Somewhere in the Midwest. . .

Taking advantage of a lull before the onset of the fall harvesting season, Rochester’s vintage ambassadors lately embarked on a base ball pilgrimage to ballistic outposts throughout the territory. A memorable ride on an express stagecoach brought the Grangers to Huntington, Indiana, where they gave a tutorial to the locals on the fundamentals of the game. On a perfect day befitting a tintype postcard, Hoosier hospitality ruled as the suspendered stalwarts were treated to a double header of base ball, as well as a picnic lunch.

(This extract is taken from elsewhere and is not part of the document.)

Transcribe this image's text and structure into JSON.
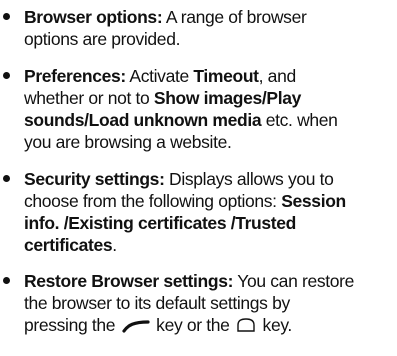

A two-day sojourn to Greenfield Village in Dearborn, Michigan, was next on the itinerary, where the Grangers competed in the World Tournament of Historic Base Ball. The event featured top-flight competition amongst twelve of the finest nines east of the Mississippi, as well as a keen opportunity to hobnob with celebrity Village residents. Among those was inventor Thomas Edison, who demonstrated a new method to create light in a tiny globe he called an “incandescent bulb.” Flinty field marshal Patrick “Barnraiser” McKay seemed clearly taken with the amusement, but noted its probable limited use given modern society’s easy access to candles. At a nearby bicycle shop, Kelvin “Hawkeye” Rosonke encountered a brotherly duo discussing an improbable plan to build a new-fangled flying machine called the “aeroplane.”

Back on the road, the Grangers concluded their month-long peripeteia with a match in Royal Oak, Michigan, against their old friends, the Wahoos. The exercise grounds, located adjacent to Old Woodward Avenue, permitted access for those inclined to observe a multitude of experimental gas-combustion chariots in a parade called the “Dream Cruise.” The juxtaposition of the roaring, noxious highway machinery stood in contrast to the sights and sounds of the bucolic game, thereby distinguishing the inherent appeal of the respective pursuits.

Concluding their junket with a sumptuous smorgasbord put on by the locals, the Grangers took a moment to reflect on the universal appeal of the Nation’s newest pastime. A postlude salute to their hosts of their a capella tome, “For the Love of the Game,” punctuated the afternoon festivities, prompting commendation from music aficionados and toe-tappers alike. As the boys of summer loaded up the buckboards, all agreed it was time to come home.